The sorry state of Python in Debian

Looking at the sorry state of Python in Debian, makes me wonder if we shouldn’t enforce team maintainance of packages above a certain popularity/importance/whatever threshold. People worked hard in the last months to fix any bugs that would prevent Python2.6 to land in unstable and yet nothing happens. Time passes by and we will eventually end up with Squeeze having a horribly outdated Python version.

reportbug-ng has localization support again

After having ported reportbug-ng from PyQt3 to PyQt4 over a year ago, reportbug-ng lost it’s localization, since the gettext based translations where incompatible with Qt4′s translation system.

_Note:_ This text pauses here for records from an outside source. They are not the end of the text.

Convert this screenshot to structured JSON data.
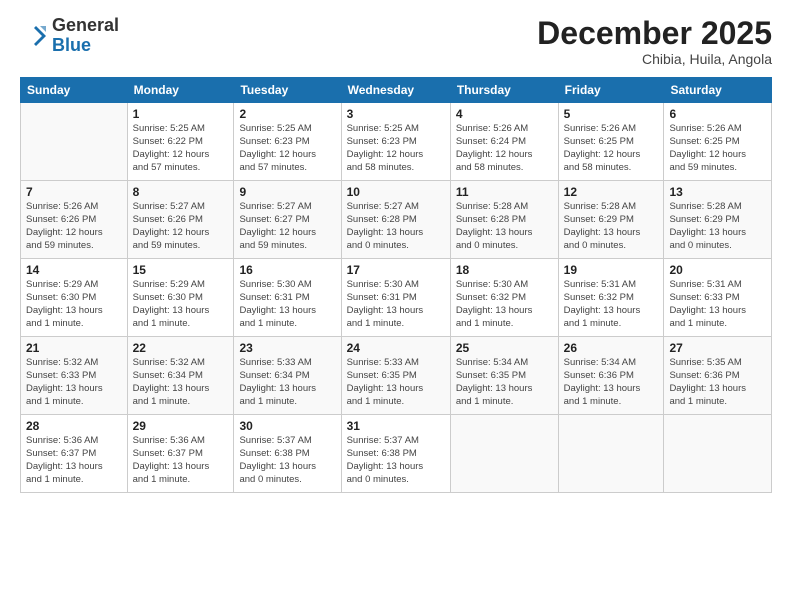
{
  "logo": {
    "general": "General",
    "blue": "Blue"
  },
  "header": {
    "month": "December 2025",
    "location": "Chibia, Huila, Angola"
  },
  "weekdays": [
    "Sunday",
    "Monday",
    "Tuesday",
    "Wednesday",
    "Thursday",
    "Friday",
    "Saturday"
  ],
  "weeks": [
    [
      {
        "day": "",
        "info": ""
      },
      {
        "day": "1",
        "info": "Sunrise: 5:25 AM\nSunset: 6:22 PM\nDaylight: 12 hours\nand 57 minutes."
      },
      {
        "day": "2",
        "info": "Sunrise: 5:25 AM\nSunset: 6:23 PM\nDaylight: 12 hours\nand 57 minutes."
      },
      {
        "day": "3",
        "info": "Sunrise: 5:25 AM\nSunset: 6:23 PM\nDaylight: 12 hours\nand 58 minutes."
      },
      {
        "day": "4",
        "info": "Sunrise: 5:26 AM\nSunset: 6:24 PM\nDaylight: 12 hours\nand 58 minutes."
      },
      {
        "day": "5",
        "info": "Sunrise: 5:26 AM\nSunset: 6:25 PM\nDaylight: 12 hours\nand 58 minutes."
      },
      {
        "day": "6",
        "info": "Sunrise: 5:26 AM\nSunset: 6:25 PM\nDaylight: 12 hours\nand 59 minutes."
      }
    ],
    [
      {
        "day": "7",
        "info": "Sunrise: 5:26 AM\nSunset: 6:26 PM\nDaylight: 12 hours\nand 59 minutes."
      },
      {
        "day": "8",
        "info": "Sunrise: 5:27 AM\nSunset: 6:26 PM\nDaylight: 12 hours\nand 59 minutes."
      },
      {
        "day": "9",
        "info": "Sunrise: 5:27 AM\nSunset: 6:27 PM\nDaylight: 12 hours\nand 59 minutes."
      },
      {
        "day": "10",
        "info": "Sunrise: 5:27 AM\nSunset: 6:28 PM\nDaylight: 13 hours\nand 0 minutes."
      },
      {
        "day": "11",
        "info": "Sunrise: 5:28 AM\nSunset: 6:28 PM\nDaylight: 13 hours\nand 0 minutes."
      },
      {
        "day": "12",
        "info": "Sunrise: 5:28 AM\nSunset: 6:29 PM\nDaylight: 13 hours\nand 0 minutes."
      },
      {
        "day": "13",
        "info": "Sunrise: 5:28 AM\nSunset: 6:29 PM\nDaylight: 13 hours\nand 0 minutes."
      }
    ],
    [
      {
        "day": "14",
        "info": "Sunrise: 5:29 AM\nSunset: 6:30 PM\nDaylight: 13 hours\nand 1 minute."
      },
      {
        "day": "15",
        "info": "Sunrise: 5:29 AM\nSunset: 6:30 PM\nDaylight: 13 hours\nand 1 minute."
      },
      {
        "day": "16",
        "info": "Sunrise: 5:30 AM\nSunset: 6:31 PM\nDaylight: 13 hours\nand 1 minute."
      },
      {
        "day": "17",
        "info": "Sunrise: 5:30 AM\nSunset: 6:31 PM\nDaylight: 13 hours\nand 1 minute."
      },
      {
        "day": "18",
        "info": "Sunrise: 5:30 AM\nSunset: 6:32 PM\nDaylight: 13 hours\nand 1 minute."
      },
      {
        "day": "19",
        "info": "Sunrise: 5:31 AM\nSunset: 6:32 PM\nDaylight: 13 hours\nand 1 minute."
      },
      {
        "day": "20",
        "info": "Sunrise: 5:31 AM\nSunset: 6:33 PM\nDaylight: 13 hours\nand 1 minute."
      }
    ],
    [
      {
        "day": "21",
        "info": "Sunrise: 5:32 AM\nSunset: 6:33 PM\nDaylight: 13 hours\nand 1 minute."
      },
      {
        "day": "22",
        "info": "Sunrise: 5:32 AM\nSunset: 6:34 PM\nDaylight: 13 hours\nand 1 minute."
      },
      {
        "day": "23",
        "info": "Sunrise: 5:33 AM\nSunset: 6:34 PM\nDaylight: 13 hours\nand 1 minute."
      },
      {
        "day": "24",
        "info": "Sunrise: 5:33 AM\nSunset: 6:35 PM\nDaylight: 13 hours\nand 1 minute."
      },
      {
        "day": "25",
        "info": "Sunrise: 5:34 AM\nSunset: 6:35 PM\nDaylight: 13 hours\nand 1 minute."
      },
      {
        "day": "26",
        "info": "Sunrise: 5:34 AM\nSunset: 6:36 PM\nDaylight: 13 hours\nand 1 minute."
      },
      {
        "day": "27",
        "info": "Sunrise: 5:35 AM\nSunset: 6:36 PM\nDaylight: 13 hours\nand 1 minute."
      }
    ],
    [
      {
        "day": "28",
        "info": "Sunrise: 5:36 AM\nSunset: 6:37 PM\nDaylight: 13 hours\nand 1 minute."
      },
      {
        "day": "29",
        "info": "Sunrise: 5:36 AM\nSunset: 6:37 PM\nDaylight: 13 hours\nand 1 minute."
      },
      {
        "day": "30",
        "info": "Sunrise: 5:37 AM\nSunset: 6:38 PM\nDaylight: 13 hours\nand 0 minutes."
      },
      {
        "day": "31",
        "info": "Sunrise: 5:37 AM\nSunset: 6:38 PM\nDaylight: 13 hours\nand 0 minutes."
      },
      {
        "day": "",
        "info": ""
      },
      {
        "day": "",
        "info": ""
      },
      {
        "day": "",
        "info": ""
      }
    ]
  ]
}
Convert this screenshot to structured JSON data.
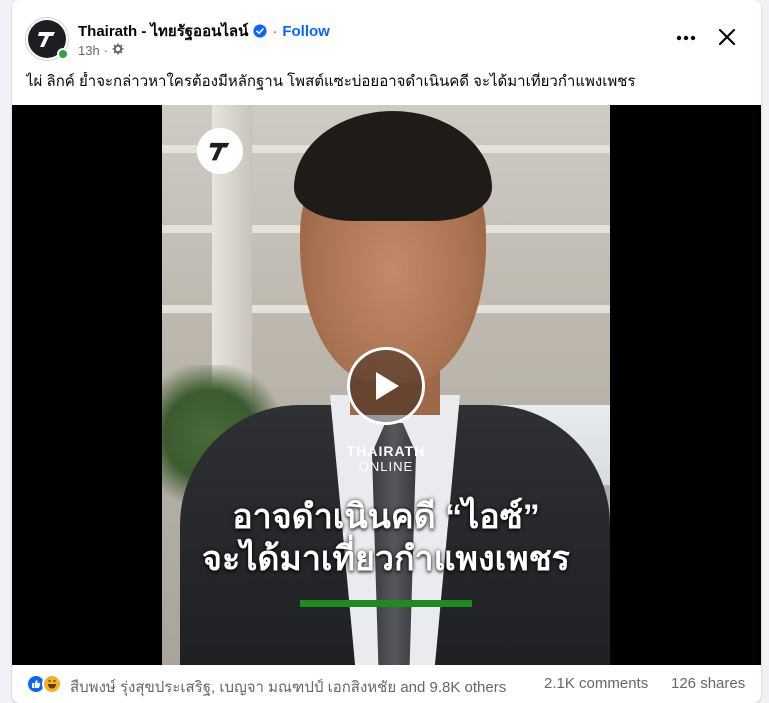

This weekend I finally had the time to have a closer look at this problem. To make a long story short: I have ported the gettext based system to Qt4′s system. All the old .po files where converted to .ts files, but almost all strings are marked as “obsolete” so that they don’t appear in the translated program. But since they are still available in the .ts file, it is easy to get the translations up-to-date. So far only English and German are complete, but eventually other translations will be added.

PyQt4 makes it by the way really hard to get non-Qt strings translated.

Python 2.6 Transition

Today I NMUed over a dozen of Python packages with bugs which blocked the Python 2.6 transition.

I really want to thank Kumar Appaiah for his work. He provided patches for all the bugs I NMUed today and lots more. I really did not much more than applying, testing and uploading his patches, but Kumar probably invested days of labor to create the patches and test them. Thanks to his effort, the number of 2.6-blockers shrinked considerably so that we now have like ~15 open blockers and ~50 closed ones!